How to Fight Fleas

Tis the Season - for Fleas!
Signs of Infestation

Fleas are masters of their universe. They can hide in a forest of pet hairs, especially on long-coated or double-coated dogs or cats, and can zigzag among and between hair shafts faster than an Olympic skier . . . then there's the leap. Now you see a black speck with legs, and now you don't. So, don't depend on seeing the flea to know if it's there. Instead, look for clues.

If a dog or cat scratches, he may have been bitten, but he may also have dry skin, an allergy, or mange mites. If he bites at his rear end especially around his tail or the inside or outside of his thighs, fleas are a possibility. If you find tiny black particles that turn red when dropped on a damp paper towel, this is flea-feces evidence.

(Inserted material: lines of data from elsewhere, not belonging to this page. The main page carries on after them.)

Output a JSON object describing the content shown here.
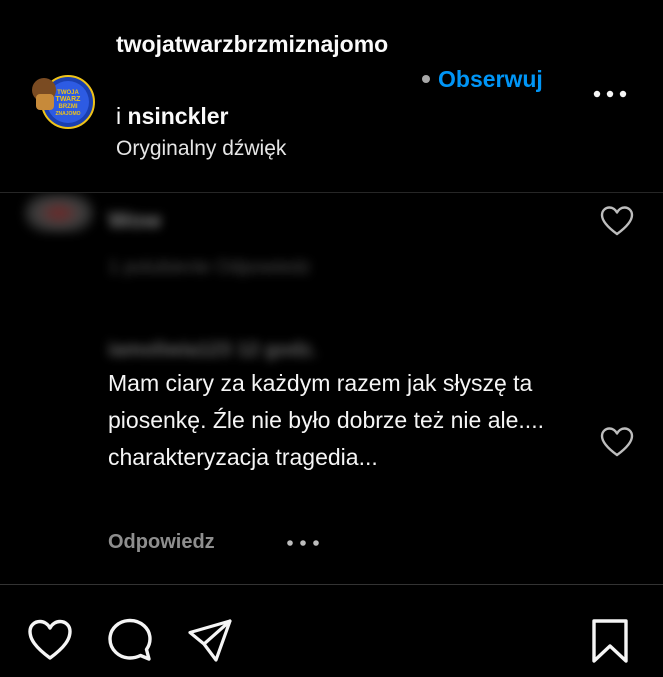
{
  "post_header": {
    "username": "twojatwarzbrzmiznajomo",
    "coauthor_prefix": "i",
    "coauthor": "nsinckler",
    "audio_label": "Oryginalny dźwięk",
    "follow_label": "Obserwuj",
    "avatar_label": "TWOJA TWARZ BRZMI ZNAJOMO",
    "accent_color": "#0095f6"
  },
  "comments": [
    {
      "blurred": true,
      "username": "· · ·",
      "text": "Wow",
      "meta": "1 polubienie   Odpowiedz"
    },
    {
      "blurred_username": "iamoliwia123  12 godz.",
      "text": "Mam ciary za każdym razem jak słyszę ta piosenkę. Źle nie było dobrze też nie ale.... charakteryzacja tragedia...",
      "reply_label": "Odpowiedz"
    }
  ],
  "bottom_bar": {
    "icons": [
      "heart-icon",
      "comment-icon",
      "share-icon",
      "bookmark-icon"
    ]
  }
}
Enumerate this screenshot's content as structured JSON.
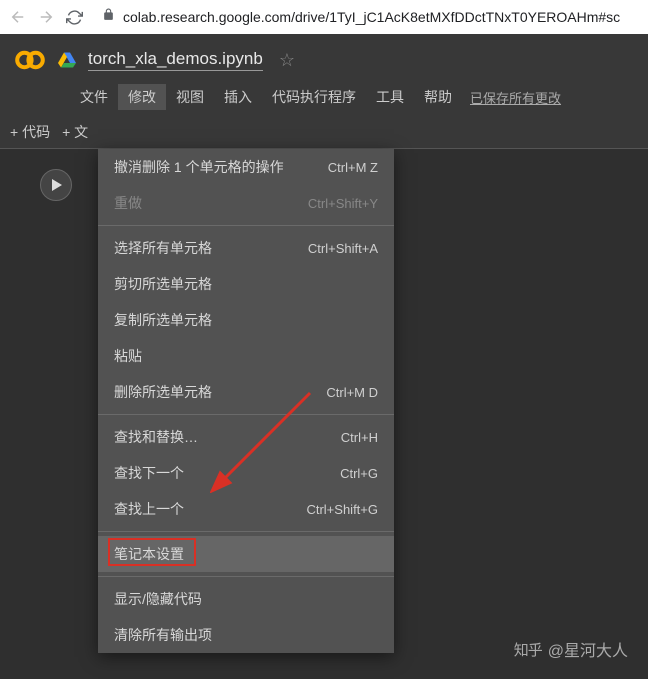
{
  "browser": {
    "url": "colab.research.google.com/drive/1TyI_jC1AcK8etMXfDDctTNxT0YEROAHm#sc"
  },
  "doc": {
    "title": "torch_xla_demos.ipynb"
  },
  "menus": {
    "file": "文件",
    "edit": "修改",
    "view": "视图",
    "insert": "插入",
    "runtime": "代码执行程序",
    "tools": "工具",
    "help": "帮助",
    "saved": "已保存所有更改"
  },
  "toolbar": {
    "code": "+ 代码",
    "text": "+ 文"
  },
  "dropdown": {
    "undo": {
      "label": "撤消删除 1 个单元格的操作",
      "sc": "Ctrl+M Z"
    },
    "redo": {
      "label": "重做",
      "sc": "Ctrl+Shift+Y"
    },
    "selectAll": {
      "label": "选择所有单元格",
      "sc": "Ctrl+Shift+A"
    },
    "cut": {
      "label": "剪切所选单元格",
      "sc": ""
    },
    "copy": {
      "label": "复制所选单元格",
      "sc": ""
    },
    "paste": {
      "label": "粘贴",
      "sc": ""
    },
    "delete": {
      "label": "删除所选单元格",
      "sc": "Ctrl+M D"
    },
    "findReplace": {
      "label": "查找和替换…",
      "sc": "Ctrl+H"
    },
    "findNext": {
      "label": "查找下一个",
      "sc": "Ctrl+G"
    },
    "findPrev": {
      "label": "查找上一个",
      "sc": "Ctrl+Shift+G"
    },
    "notebookSettings": {
      "label": "笔记本设置",
      "sc": ""
    },
    "toggleCode": {
      "label": "显示/隐藏代码",
      "sc": ""
    },
    "clearOutputs": {
      "label": "清除所有输出项",
      "sc": ""
    }
  },
  "watermark": {
    "site": "知乎",
    "author": "@星河大人"
  }
}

While dog or cat may be slightly bothered by a flea or two or may play host to a dozen or more without serious consequences, they may be the unlucky recipient of a tapeworm infestation courtesy of mama flea. A dog or cat may be allergic to flea saliva and develop mild to severe skin reactions to even a single bite, and the tapeworm or the skin bumps may be the only signs that the fleas are present.

Flea Treatment

Dog owners have access to an overabundance of flea control products from herbs and electronics to biological controls. Powerful chemicals such as Dursban and Diazinon and systemic insecticides such as the ingredients in Proban, Prospot, and Spotton seem to be on the way out. The systemic insecticides can build to toxic levels in your pet if not used extremely carefully. Some products repel fleas, some kill adult fleas, some kill larva or eggs, and some prevent fleas from growing and reproducing.

Garlic and brewer's yeast are popular flea repellents with the natural crowd, but there are no tests that indicate these diet supplements are effective. However, many pet owners believe they work.

Electronic flea traps are sometimes used to attract and kill the pests before they attack the dog, but they do nothing about fleas in the yard or flea eggs or larvae in the house.

Flea collars have mixed results depending on the chemical involved, the size of the dog or cat, and the density of the pet's coat.

The new generation of controls includes natural or genetically engineered pyrethrum, a daisy; flea-specific growth inhibitors (products containing fenoxycarb and methoprene); an environmental control that desiccates fleas and larvae; a once-a-month pill (Program) that prevents the formation of chitin, the flea's external body covering; and new surface products applied to the dog's skin or coat (Advantage and Frontline). Unlike the toxic insecticides in products such as Spotton, Proban, and Prospot, the ingredients in Frontline and Advantage are not absorbed into the bloodstream and are toxic only to fleas, not to dogs, cats or their owners. The type of control depends on the extent of the pet's problem and the preferences of the pet-owner. The pill or topical application takes less effort, but they should not be used alone in a heavy infestation because they do not treat the environ-ment. The pill works when fleas bite a dog or cat so may not be suitable for an allergic pet. The topical solutions kill adult fleas and have some residual action as long as they remain on the pet's hair, even hair that has been shed on carpets and furniture.

Pyrethrum and permethrin are often found in shampoos and in pet and premise sprays containing growth inhibitors. With mild flea infestations, an occasional bath with a permethrin shampoo or a Program prescription may do the trick, especially when combined with a premise spray that contains a growth inhibitor or with application of sodium polyborate, an insecticide that kills fleas by lethal constipation and desiccation. Infestations that are more serious may call for the big guns, especially if the pet is allergic, but whatever combination platter of flea treatments you choose, make sure you have something on hand for the hot, humid days of summer when fleas can invade in huge numbers.

Springs is in the air, so it's time for flea treatment everyone, and kill those nasty ticks while in the process!


JoAnn Carlson is the owner of #1 Pet Mom, a professional pet sitting and dog walking business in Rancho Santa Margarita, California.